The quotes above were taken from the book Ending Slavery: How We Free Today’s Slaves by Kevin Bales. Click on the title or cover image to explore this resource further.
Many goods traders end up buying cocoa beans from slave-induced cacao plantation farms. The beans then get sold to large chocolate companies along the way. Many companies have not researched exactly where their beans originate, but there are fair-trade and slave-free companies that do trace such things.
While many companies such as Hershey, Nestle, and Mars have been pressured to find out where their chocolate journey originates, they usually they do nothing. After receiving complaints and petitions for a few decades, Hershey finally stood up and declared that they plan to be fair-trade by the end of the decade. (Source)
To read more on the truths of slavery and the chocolate industry, check out this article from the Food Empowerment Project.
Fair Trade Chocolate
Perhaps you wonder: “Okay, but how does fair trade chocolate taste?”
First: Does taste really trump human rights? Would you rather taste the blood of slaves like Amadou’s?

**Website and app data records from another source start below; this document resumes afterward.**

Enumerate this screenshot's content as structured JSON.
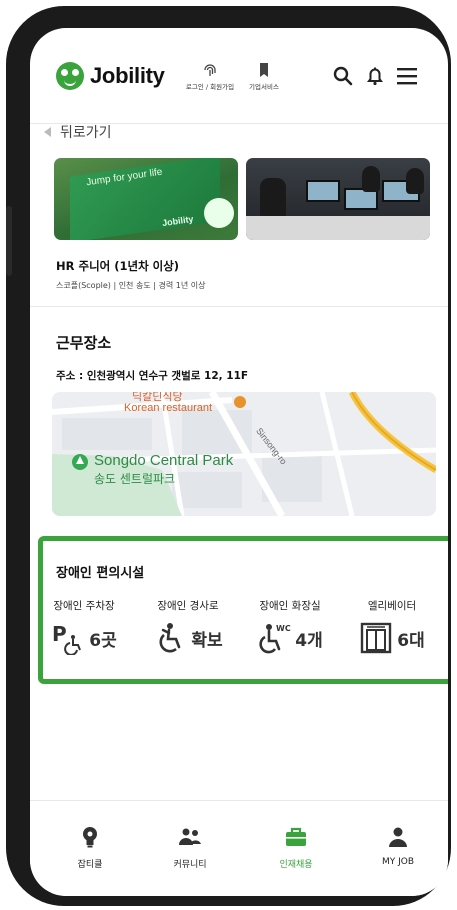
{
  "brand": {
    "name": "Jobility"
  },
  "header": {
    "links": [
      {
        "label": "로그인 / 회원가입"
      },
      {
        "label": "기업서비스"
      }
    ]
  },
  "back": {
    "label": "뒤로가기"
  },
  "images": {
    "banner_text": "Jump for your life",
    "banner_brand": "Jobility"
  },
  "job": {
    "title": "HR 주니어 (1년차 이상)",
    "meta": "스코플(Scople)  |  인천 송도  |  경력 1년 이상"
  },
  "workplace": {
    "title": "근무장소",
    "address": "주소 : 인천광역시 연수구 갯벌로 12, 11F",
    "map": {
      "poi_top_ko": "딕칼딘식당",
      "poi_top_en": "Korean restaurant",
      "road": "Sinsong-ro",
      "park_en": "Songdo Central Park",
      "park_ko": "송도 센트럴파크"
    }
  },
  "facilities": {
    "title": "장애인 편의시설",
    "items": [
      {
        "label": "장애인 주차장",
        "value": "6곳",
        "icon": "parking-accessible-icon"
      },
      {
        "label": "장애인 경사로",
        "value": "확보",
        "icon": "ramp-accessible-icon"
      },
      {
        "label": "장애인 화장실",
        "value": "4개",
        "icon": "wc-accessible-icon"
      },
      {
        "label": "엘리베이터",
        "value": "6대",
        "icon": "elevator-icon"
      }
    ]
  },
  "nav": {
    "items": [
      {
        "label": "잡티클"
      },
      {
        "label": "커뮤니티"
      },
      {
        "label": "인재채용"
      },
      {
        "label": "MY JOB"
      }
    ],
    "active_index": 2
  },
  "colors": {
    "accent": "#3aa33c",
    "text": "#111111",
    "muted": "#444444"
  }
}
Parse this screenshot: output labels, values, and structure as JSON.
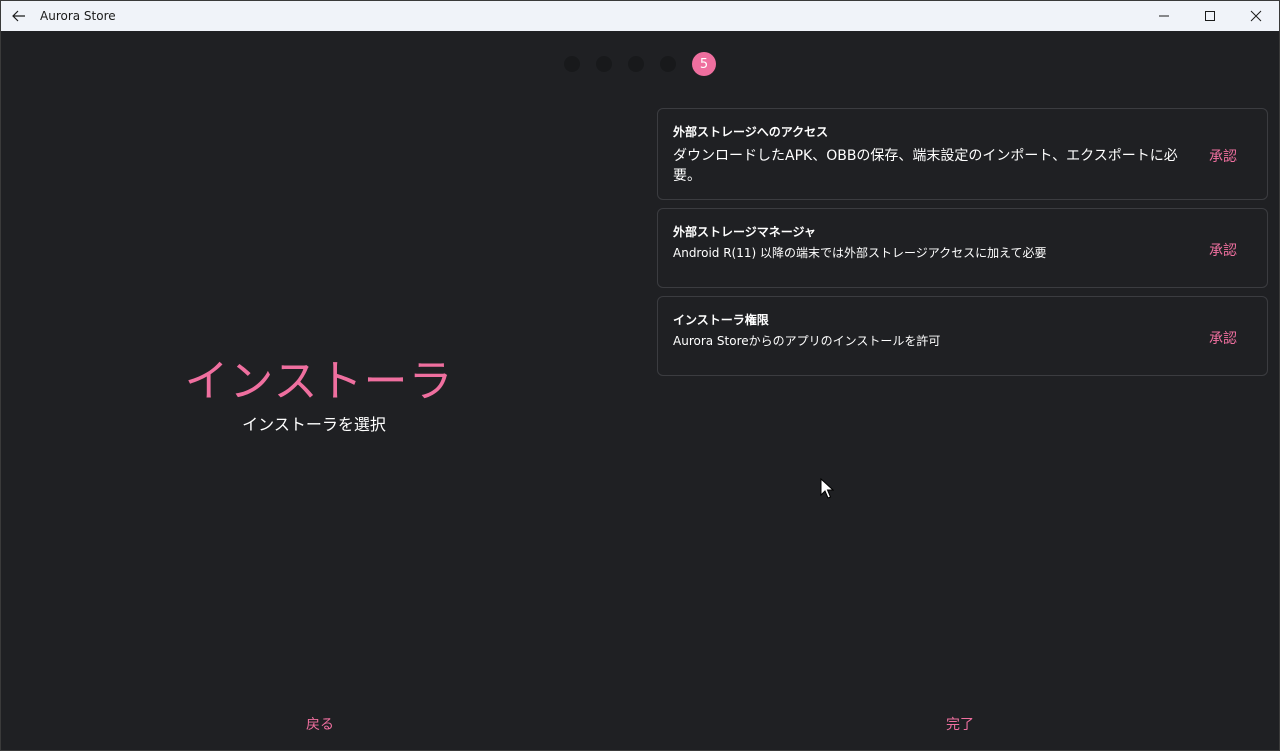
{
  "window": {
    "title": "Aurora Store"
  },
  "steps": {
    "active_label": "5"
  },
  "hero": {
    "title": "インストーラ",
    "subtitle": "インストーラを選択"
  },
  "permissions": [
    {
      "title": "外部ストレージへのアクセス",
      "description": "ダウンロードしたAPK、OBBの保存、端末設定のインポート、エクスポートに必要。",
      "action": "承認"
    },
    {
      "title": "外部ストレージマネージャ",
      "description": "Android R(11) 以降の端末では外部ストレージアクセスに加えて必要",
      "action": "承認"
    },
    {
      "title": "インストーラ権限",
      "description": "Aurora Storeからのアプリのインストールを許可",
      "action": "承認"
    }
  ],
  "nav": {
    "back_label": "戻る",
    "done_label": "完了"
  },
  "colors": {
    "accent": "#ef6f9f",
    "background": "#1f2023",
    "titlebar": "#f0f3f9"
  }
}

Second: There is some delicious fair trade chocolate already on the market.
We at Justice Network highly recommend very good tasting fair trade chocolates such as Divine Chocolate. Divine has good relationships with their farmers (45% of the farmers own the company) and gives jobs for those suffering in poverty while helping provide education for the farmers’ children. Not only that, but the chocolate is extremely delicious.
Some other delicious Fair-trade chocolate companies are listed below. Some of these are in the United States; some in the United Kingdom. Most offer online orders through their website links.
- John & Kira’s
- Lake Champlain Chocolates
- Bloomsberry & Co.
- Equal Exchange
- Cocoa Loco
- Cocoa Planet
- Shaman Organic Chocolates
- Chocolate Chocolate Chocolate Company
- Green & Black’s
- Rescue Chocolate
- Taza Chocolate
- Alter Eco
- Nada Moo
- Sweet Riot
You can buy fair-trade at Trader Joe’s, Whole Foods,and from various small independent shops such as Louisa Chocolate Bar in Cape May, New Jersey.